I, among others, have wondered aloud what the Black Lives Matter movement actually wanted beyond just being “listened to”. After all, I argued, black people are dying, and while raging against the machine might feel cathartic, it is not actually going to result in concrete changes. Hillary Clinton made this point as well when she met with BLM activists. She wanted to know, as did I, what sort of concrete initiatives were they interested in?
I’m happy to see that BLM activists have now come up with exactly what everyone’s been asking for. It’s called Campaign Zero, and it even comes with its own nifty graphic:
Some of these demands are easy: police body cams, for example, have become widely supported on both right and left, and by both activists and police. Others are a little harder: independent investigations of police shootings and better representation of minorities on police forces aren’t universally supported, but they do have fairly wide backing already. And some are more difficult: it will be tough to wean police forces off their up-armored humvees and challenging to end the vogue for broken-windows policing.
That said, these are all specific and achievable goals. They even have a fact sheet here that tracks some of the presidential candidates and where they stand on each issue. But since most law enforcement activities are run at the state, city or county level, this kind of fact sheet needs to be done locally as well.
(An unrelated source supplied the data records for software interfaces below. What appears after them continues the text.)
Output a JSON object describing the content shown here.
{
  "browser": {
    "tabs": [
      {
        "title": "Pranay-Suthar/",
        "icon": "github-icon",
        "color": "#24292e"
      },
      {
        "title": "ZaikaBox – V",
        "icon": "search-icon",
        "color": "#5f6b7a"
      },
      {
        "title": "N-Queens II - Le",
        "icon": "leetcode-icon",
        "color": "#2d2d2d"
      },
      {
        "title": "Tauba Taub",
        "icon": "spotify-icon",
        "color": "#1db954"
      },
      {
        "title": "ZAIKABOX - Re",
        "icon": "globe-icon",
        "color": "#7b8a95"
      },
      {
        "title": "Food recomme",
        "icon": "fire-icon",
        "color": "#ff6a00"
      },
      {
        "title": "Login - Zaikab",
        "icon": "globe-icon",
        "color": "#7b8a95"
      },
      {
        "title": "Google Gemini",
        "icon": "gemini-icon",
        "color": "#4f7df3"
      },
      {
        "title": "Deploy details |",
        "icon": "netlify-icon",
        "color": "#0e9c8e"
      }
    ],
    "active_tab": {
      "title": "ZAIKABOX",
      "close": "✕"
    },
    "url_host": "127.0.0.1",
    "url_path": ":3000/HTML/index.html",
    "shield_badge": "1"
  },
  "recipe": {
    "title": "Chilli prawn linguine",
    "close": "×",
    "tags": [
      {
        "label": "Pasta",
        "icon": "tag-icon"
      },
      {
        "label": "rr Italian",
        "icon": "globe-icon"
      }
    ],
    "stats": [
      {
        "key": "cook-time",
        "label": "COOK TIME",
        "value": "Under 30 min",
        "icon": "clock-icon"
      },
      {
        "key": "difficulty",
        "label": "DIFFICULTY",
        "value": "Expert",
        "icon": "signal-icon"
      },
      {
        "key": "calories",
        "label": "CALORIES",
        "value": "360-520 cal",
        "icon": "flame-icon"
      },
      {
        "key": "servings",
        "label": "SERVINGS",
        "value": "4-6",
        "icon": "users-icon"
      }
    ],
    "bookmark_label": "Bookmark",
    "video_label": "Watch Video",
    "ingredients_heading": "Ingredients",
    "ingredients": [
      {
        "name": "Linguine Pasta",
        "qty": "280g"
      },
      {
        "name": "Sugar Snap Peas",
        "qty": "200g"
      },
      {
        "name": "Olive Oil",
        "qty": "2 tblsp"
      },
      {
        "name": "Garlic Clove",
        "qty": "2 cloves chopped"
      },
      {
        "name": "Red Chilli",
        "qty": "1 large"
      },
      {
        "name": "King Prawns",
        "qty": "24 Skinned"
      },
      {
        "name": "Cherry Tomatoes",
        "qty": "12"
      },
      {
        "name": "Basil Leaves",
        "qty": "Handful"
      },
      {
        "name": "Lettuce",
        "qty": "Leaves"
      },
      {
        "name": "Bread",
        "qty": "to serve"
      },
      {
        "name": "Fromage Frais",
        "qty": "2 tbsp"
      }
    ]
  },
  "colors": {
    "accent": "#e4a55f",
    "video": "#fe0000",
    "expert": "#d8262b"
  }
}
All in all, this is very good. BLM won’t get everything it wants—nobody ever does—but Campaign Zero should allow them to avoid the fate of Occupy Wall Street, which generated a ton of passion but never really offered any place to channel it. BLM has now done both, and has a good shot at making their issues important ones during the upcoming presidential campaign.